By a heavy majority, Chilmark voters this week approved plans to expand and renovate their public library. At a Monday night special town meeting, more than 300 voters filled the Community Center to overflowing and strongly backed the project.
Everett H. Poole, town moderator, delayed the start of the meeting so all registered voters could gain access. Seating was limited, and many stood along the walls. This was the largest gathering of residents at a special town meeting in the memory of most voters. Mr. Poole called the meeting to order 20 minutes after the scheduled start.
It was a complicated meeting from a procedural standpoint. But the sense of the public sentiment was clear: Nearly two-thirds of the town's registered voters favored the $2.1 million project.
Deborah Durland of the architectural firm that designed the Chilmark School started the meeting with a brief description of how the library building plan evolved. She said the final design was the product of input from Chilmark residents and that it made the best use of available space in the center of town. She said project costs include significant renovation work needed for the old library structure. She said if the voters were to turn down the project, they'd still face spending between $200,000 and $400,000 in much-needed work to repair the old building.
Selectman Alex Preston, who has been publicly critical of the library project, said: "Everyone is committed to the future of the library. No one wants a war."
Norman Freed, chairman of the library building committee and a library trustee, told voters his committee had worked deliberately on getting the most cost-effective project. He said members of his committee visited libraries on the Island and on the Cape as part of their research. "We attended workshops," he said. While there were compromises, he said, "The committee is entirely enthusiastic about the project."
Selectman Warren Doty advocated for the project and said the voters should appropriate the $300,000 which has been asked of them. He said it was the most cost-effective renovation project the town had seen. "This is one of the best financial proposals this town could be presented with," he said. "There is 85 per cent of the cost being carried by state grant and private donations."
He said 65 towns across the state had applied for money for their towns. The state board of library commissioners had $17 million to spend and Chilmark was one of only a handful of libraries that received money.
Robbie Dietz, a resident, said he was opposed to the project. "I've tried to negotiate with the building committee," he said. "This is a design that comes from off-Island." He said the library is a reminder of the initial stages of the building of the school, that the town needs to look for a library more suitable for the town. "It is never too late to say no," he said.
Selectman Frank Fenner said he was more concerned about the flat roof on the addition causing problems later on when snow and ice accumulate.
In the end, the voting in the Community Center took longer than the floor debate. By Australian ballot, citizens approved the design of the library by a vote of 184 to 119.

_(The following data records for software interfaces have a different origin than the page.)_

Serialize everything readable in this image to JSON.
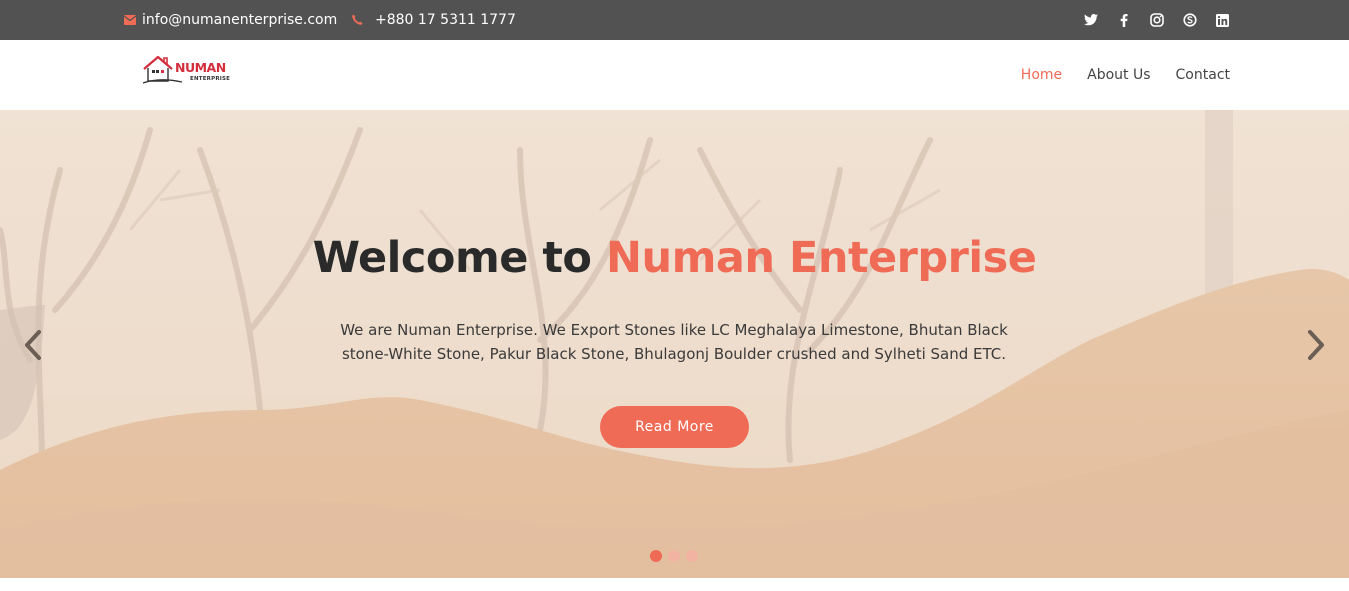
{
  "topbar": {
    "email": "info@numanenterprise.com",
    "phone": "+880 17 5311 1777",
    "socials": [
      "twitter-icon",
      "facebook-icon",
      "instagram-icon",
      "skype-icon",
      "linkedin-icon"
    ]
  },
  "logo": {
    "name": "NUMAN",
    "tagline": "ENTERPRISE"
  },
  "nav": {
    "items": [
      {
        "label": "Home",
        "active": true
      },
      {
        "label": "About Us",
        "active": false
      },
      {
        "label": "Contact",
        "active": false
      }
    ]
  },
  "hero": {
    "title_prefix": "Welcome to",
    "title_accent": "Numan Enterprise",
    "description": "We are Numan Enterprise. We Export Stones like LC Meghalaya Limestone, Bhutan Black stone-White Stone, Pakur Black Stone, Bhulagonj Boulder crushed and Sylheti Sand ETC.",
    "button_label": "Read More",
    "slides_total": 3,
    "slide_active": 1
  },
  "colors": {
    "accent": "#f06b55",
    "topbar_bg": "#525252",
    "brand_red": "#d42d3c",
    "text_dark": "#2a2a2a"
  }
}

Article 2 called for appropriating $300,000 toward the project, and thus required a two-thirds majority vote for passage. The meeting took a change in direction when Leonard Jason Jr. asked the moderator if the article might be amended so that the $300,000 be taken from available cash, since the town coffers had a reserve of $500,000.

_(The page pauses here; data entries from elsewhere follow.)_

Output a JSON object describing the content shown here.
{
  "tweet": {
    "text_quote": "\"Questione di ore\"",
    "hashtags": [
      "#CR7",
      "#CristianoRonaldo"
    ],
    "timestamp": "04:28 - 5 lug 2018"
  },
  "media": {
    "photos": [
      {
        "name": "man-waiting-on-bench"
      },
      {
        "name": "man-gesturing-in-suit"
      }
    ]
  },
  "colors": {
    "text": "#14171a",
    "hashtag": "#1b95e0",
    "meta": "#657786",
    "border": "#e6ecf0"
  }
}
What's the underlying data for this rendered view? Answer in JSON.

Mr. Jason told the moderator that it would serve two purposes. "We came here to build the library. The majority wants it. The second, is that it would cost the taxpayers nothing. We should do it."
Mr. Jason's suggestion received applause, but it also drew protests from critics of the project, who by now realized they had the votes to block a two-thirds majority.
Mr. Poole turned to look at Ron Rappaport, town counsel, for guidance. "I don't know what I would do without a lawyer," Mr. Poole said, after Mr. Rappaport nodded his head in the affirmative, saying the amendment was acceptable from a legal standpoint.
The article was amended by a simple majority in a voice vote.
Mr. Dietz told the voters that the finance committee members felt the project was irresponsible. Deborah Hancock of the finance committee went to the microphone and said she and others were opposed to the project.
Someone in the audience asked that the chairman of the finance committee speak on the matter.
Arnold Geiger, chairman of the finance committee, said he had concerns about taking the $300,000 from free cash when there are still quite a few months left in the fiscal year. "We could have unforeseen expenses. But this is the difference between a loose sneaker and a tight shoe."
Finance committee member Doug Sederholm said: "I agree with Dr. Geiger. I think we can make it. It will be tight, but we can do it." Mr. Sederholm said the way the library project is funded makes fiscal sense.
Lois Mayhew told the voters that the efforts put toward the library by the library trustees and their building committee have been exemplary. "You are not going to see a more committed committee," she said. She said critics need not worry about the library trustees coming back to taxpayers for more money for furniture and computers. She said the friends of the library have raised money in the past for these items, and will do so again in the future.
Two hours after the meeting began, Chilmark voters, again by Australian ballot, approved Article 2 as amended by a margin of 181 to 97.